Robert Greene: “An apprenticeship in the old days was about seven to ten years, and that’s pretty much how it is now, because that’s how long it takes to become extremely skilled at what you do. I want you to think of those years after you finish your schooling as your apprenticeship. It’s a self-directed time of diving into your subject where you focus on learning above all else, and gain the fundamental skills. During your apprenticeship you never take a job for money — you take it for the skills you’ll gain.
“Don’t take the job that offers you the most money. You’re after learning. You’re after skills. If you take that one idea, and you carve it into your brain, it’ll change every decision that you end up making when you’re young. Learning is what’s going to make you a master. By your early 30s, if you play it right, you’re going to be able to write your own ticket because you have the kind of skills that are so necessary in this world.”
But how can we find the focus to do this? In trying to become a master of something, the internet is your greatest friend — and your greatest enemy.
Robert Greene: “We live in a time of opportunity where mastery is more possible than ever because of the amount of information that we have available to us. What it took Leonardo da Vinci 10 years to learn about human anatomy, we could learn in five minutes on the Internet.
“At the same time, the world we live in actually makes it harder because there are so many distractions. It’s so hard to focus and so hard to be patient. You must develop the discipline to ignore the distractions of the modern era if you ever want to be great.
“You have to push against these distractions, or you’re never going to become disciplined or accomplished. You have to learn how to turn off your phones, and turn off the Internet, and give yourself parts of the day where it’s complete focus. “You might think, ‘Well, that’s not possible anymore.’
“Who’s the master that we venerate the most in our contemporary times? I would have to say it was Steve Jobs. This was a man who believed 3,000% in the power of focus. He would disappear, go into his office, meditate, close the door, no one could come in and see him. He would think deeply on whatever problem it was he was trying to attack.
“If you’re able to have that degree of self-control, then the Internet and all its power is an incredible resource to better yourself.”
Many of us are past our apprenticeship — but we’re not experts.
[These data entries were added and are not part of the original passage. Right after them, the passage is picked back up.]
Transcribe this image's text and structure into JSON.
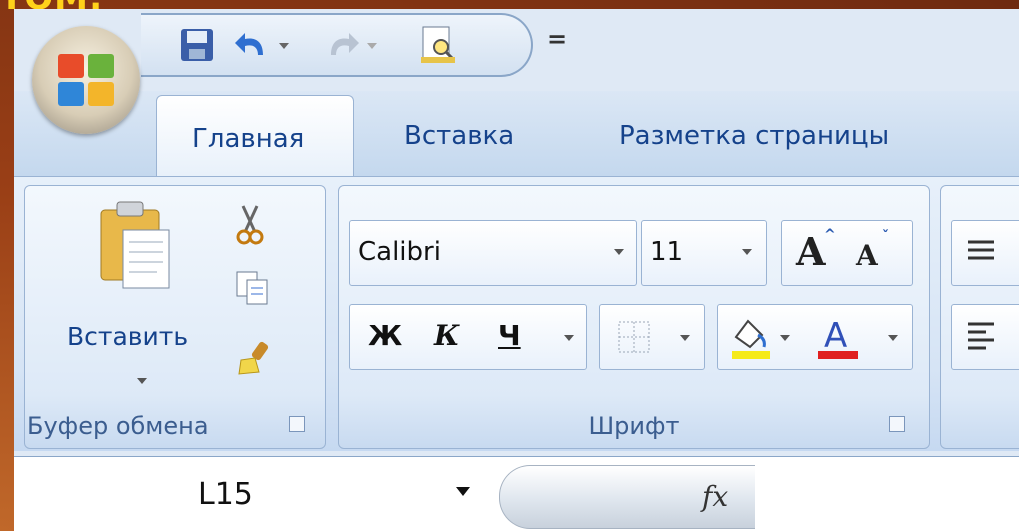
{
  "slide": {
    "title_fragment": "ТОМ:"
  },
  "quick_access": {
    "icons": [
      "save-icon",
      "undo-icon",
      "redo-icon",
      "print-preview-icon",
      "customize-qat-icon"
    ]
  },
  "tabs": [
    {
      "label": "Главная",
      "active": true
    },
    {
      "label": "Вставка",
      "active": false
    },
    {
      "label": "Разметка страницы",
      "active": false
    }
  ],
  "clipboard": {
    "paste_label": "Вставить",
    "group_label": "Буфер обмена"
  },
  "font": {
    "font_name": "Calibri",
    "font_size": "11",
    "bold_label": "Ж",
    "italic_label": "К",
    "underline_label": "Ч",
    "grow_label": "A",
    "shrink_label": "A",
    "fill_color": "#f5ea1a",
    "font_color": "#e02020",
    "group_label": "Шрифт"
  },
  "formula_bar": {
    "name_box": "L15",
    "fx_label": "fx"
  }
}
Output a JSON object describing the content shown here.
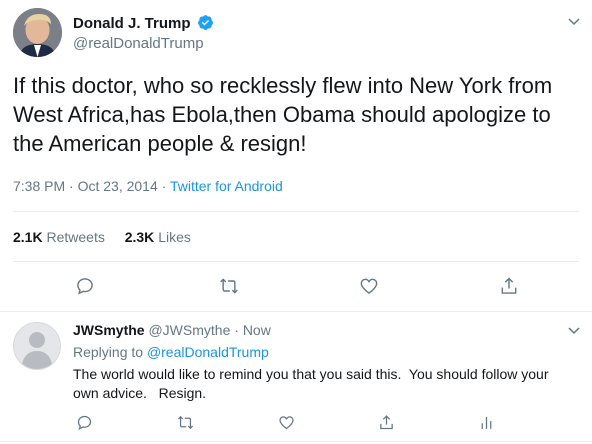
{
  "tweet": {
    "author_name": "Donald J. Trump",
    "author_handle": "@realDonaldTrump",
    "text": "If this doctor, who so recklessly flew into New York from West Africa,has Ebola,then Obama should apologize to the American people & resign!",
    "time": "7:38 PM · Oct 23, 2014",
    "separator": " · ",
    "source": "Twitter for Android",
    "retweets_count": "2.1K",
    "retweets_label": "Retweets",
    "likes_count": "2.3K",
    "likes_label": "Likes",
    "verified_color": "#1da1f2"
  },
  "reply": {
    "author_name": "JWSmythe",
    "author_handle": "@JWSmythe",
    "separator": " · ",
    "time": "Now",
    "replying_label": "Replying to",
    "replying_to": "@realDonaldTrump",
    "text": "The world would like to remind you that you said this.  You should follow your own advice.   Resign."
  },
  "icons": {
    "reply": "reply-icon",
    "retweet": "retweet-icon",
    "like": "like-icon",
    "share": "share-icon",
    "analytics": "analytics-icon",
    "more": "chevron-down-icon"
  },
  "colors": {
    "link": "#1b95e0",
    "secondary_text": "#657786",
    "icon": "#657786"
  }
}
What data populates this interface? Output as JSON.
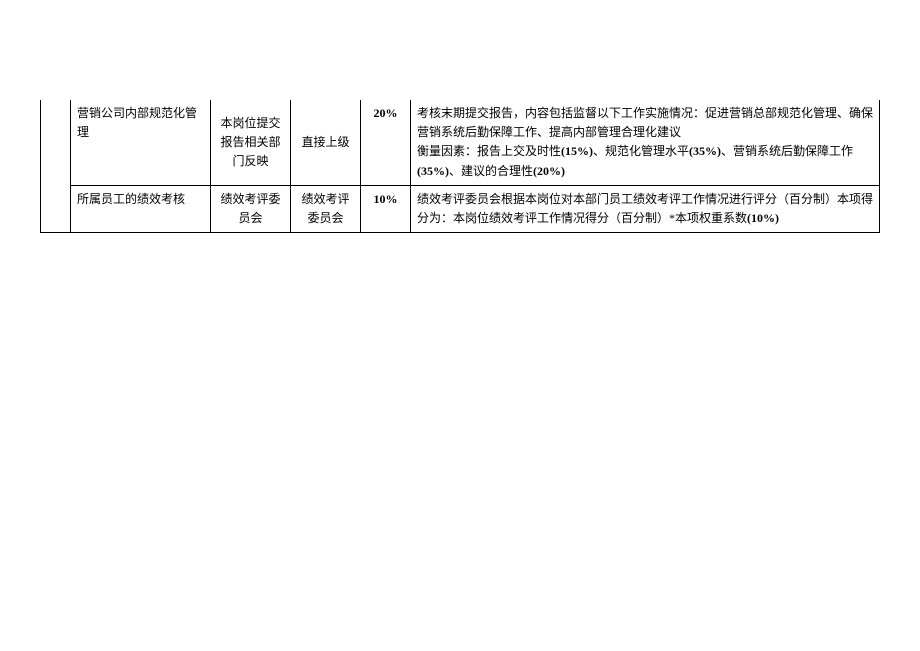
{
  "rows": [
    {
      "task": "营销公司内部规范化管理",
      "submitter": "本岗位提交报告相关部门反映",
      "reviewer": "直接上级",
      "weight": "20%",
      "desc_line1": "考核末期提交报告，内容包括监督以下工作实施情况：促进营销总部规范化管理、确保营销系统后勤保障工作、提高内部管理合理化建议",
      "desc_line2_prefix": "衡量因素：报告上交及时性",
      "m1": "(15%)",
      "sep1": "、规范化管理水平",
      "m2": "(35%)",
      "sep2": "、营销系统后勤保障工作",
      "m3": "(35%)",
      "sep3": "、建议的合理性",
      "m4": "(20%)"
    },
    {
      "task": "所属员工的绩效考核",
      "submitter": "绩效考评委员会",
      "reviewer": "绩效考评委员会",
      "weight": "10%",
      "desc_prefix": "绩效考评委员会根据本岗位对本部门员工绩效考评工作情况进行评分（百分制）本项得分为：本岗位绩效考评工作情况得分（百分制）*本项权重系数",
      "coef": "(10%)"
    }
  ]
}
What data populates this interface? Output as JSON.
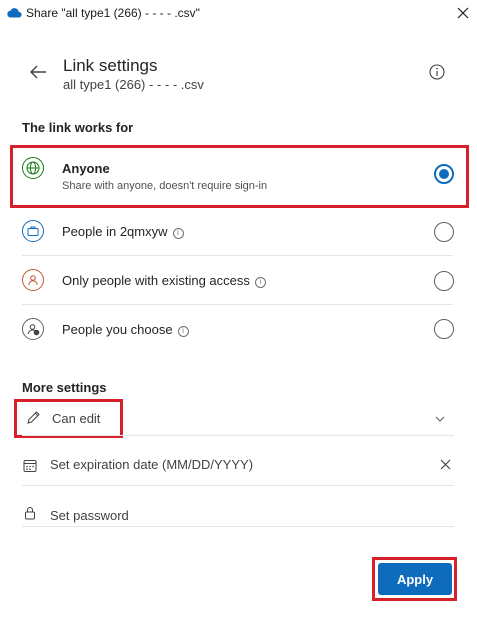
{
  "window": {
    "title": "Share \"all type1 (266) - - - - .csv\""
  },
  "header": {
    "title": "Link settings",
    "subtitle": "all type1 (266) - - - - .csv"
  },
  "link_works_for": {
    "heading": "The link works for",
    "options": [
      {
        "label": "Anyone",
        "description": "Share with anyone, doesn't require sign-in",
        "selected": true,
        "icon": "globe-icon"
      },
      {
        "label": "People in 2qmxyw",
        "selected": false,
        "icon": "briefcase-icon"
      },
      {
        "label": "Only people with existing access",
        "selected": false,
        "icon": "person-icon"
      },
      {
        "label": "People you choose",
        "selected": false,
        "icon": "person-lock-icon"
      }
    ]
  },
  "more_settings": {
    "heading": "More settings",
    "permission": {
      "value": "Can edit"
    },
    "expiration": {
      "placeholder": "Set expiration date (MM/DD/YYYY)"
    },
    "password": {
      "placeholder": "Set password"
    }
  },
  "footer": {
    "apply_label": "Apply"
  },
  "colors": {
    "accent": "#0f6cbd",
    "highlight": "#d8202a",
    "globe": "#107c10",
    "briefcase": "#0f6cbd",
    "person": "#c0562f"
  }
}
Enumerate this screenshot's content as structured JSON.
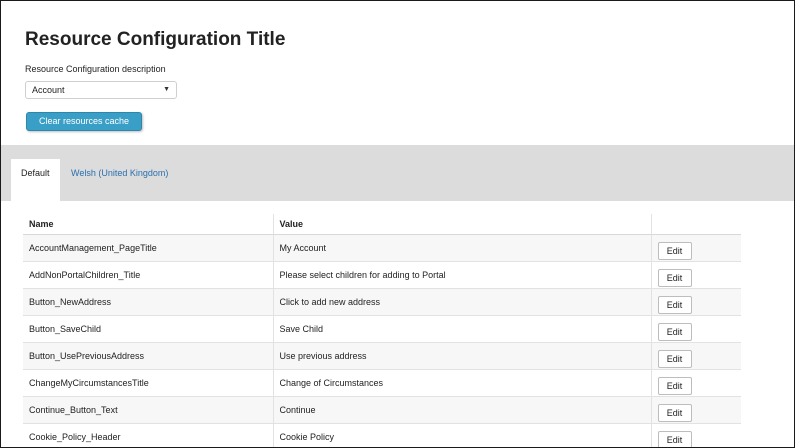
{
  "page": {
    "title": "Resource Configuration Title",
    "description": "Resource Configuration description"
  },
  "resource_select": {
    "value": "Account"
  },
  "clear_cache_button": {
    "label": "Clear resources cache"
  },
  "tabs": [
    {
      "label": "Default",
      "active": true
    },
    {
      "label": "Welsh (United Kingdom)",
      "active": false
    }
  ],
  "table": {
    "headers": {
      "name": "Name",
      "value": "Value"
    },
    "edit_label": "Edit",
    "rows": [
      {
        "name": "AccountManagement_PageTitle",
        "value": "My Account"
      },
      {
        "name": "AddNonPortalChildren_Title",
        "value": "Please select children for adding to Portal"
      },
      {
        "name": "Button_NewAddress",
        "value": "Click to add new address"
      },
      {
        "name": "Button_SaveChild",
        "value": "Save Child"
      },
      {
        "name": "Button_UsePreviousAddress",
        "value": "Use previous address"
      },
      {
        "name": "ChangeMyCircumstancesTitle",
        "value": "Change of Circumstances"
      },
      {
        "name": "Continue_Button_Text",
        "value": "Continue"
      },
      {
        "name": "Cookie_Policy_Header",
        "value": "Cookie Policy"
      }
    ]
  },
  "colors": {
    "accent_button": "#3a9fc6",
    "tab_link": "#2a6fb0",
    "tab_bar": "#dcdcdc"
  },
  "icons": {
    "select_chevron": "chevron-down-icon"
  }
}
Why? What are we doing wrong? After your apprenticeship, to become truly great you must experiment. But most don’t. They do what’s safe and stagnate.
Robert Greene: “What happens to people is, as you get older, you start getting conventional. We get tired, we get conservative. It’s so much easier to just apply rules and procedures and formulas that we’ve learned. You don’t have to try something different which is risky and people might criticize you for it.
“It’s so much easier just to settle in and do what everyone else is doing. They don’t enter the next phase towards mastery, which is the creative phase.”
Being a master means challenging yourself.
Robert Greene: “You experiment. You try things out. Then it works or it doesn’t work, and you keep on that path, challenging yourself, trying to do things that suit you and not suit all of the rules that you’ve learned.
“You’re going to be the one that rewrites the rules. That’s what masters do. They first learn the rules in order to break them. You learn the rules then break the rules in order to rewrite the rules.”
That is how you become a master of your craft for free.
Study. Learn. And apply.
Get mastering your craft,
Nobody owns you, your life, or your decisions…but you. #personalresponsibility #noexcuses2014.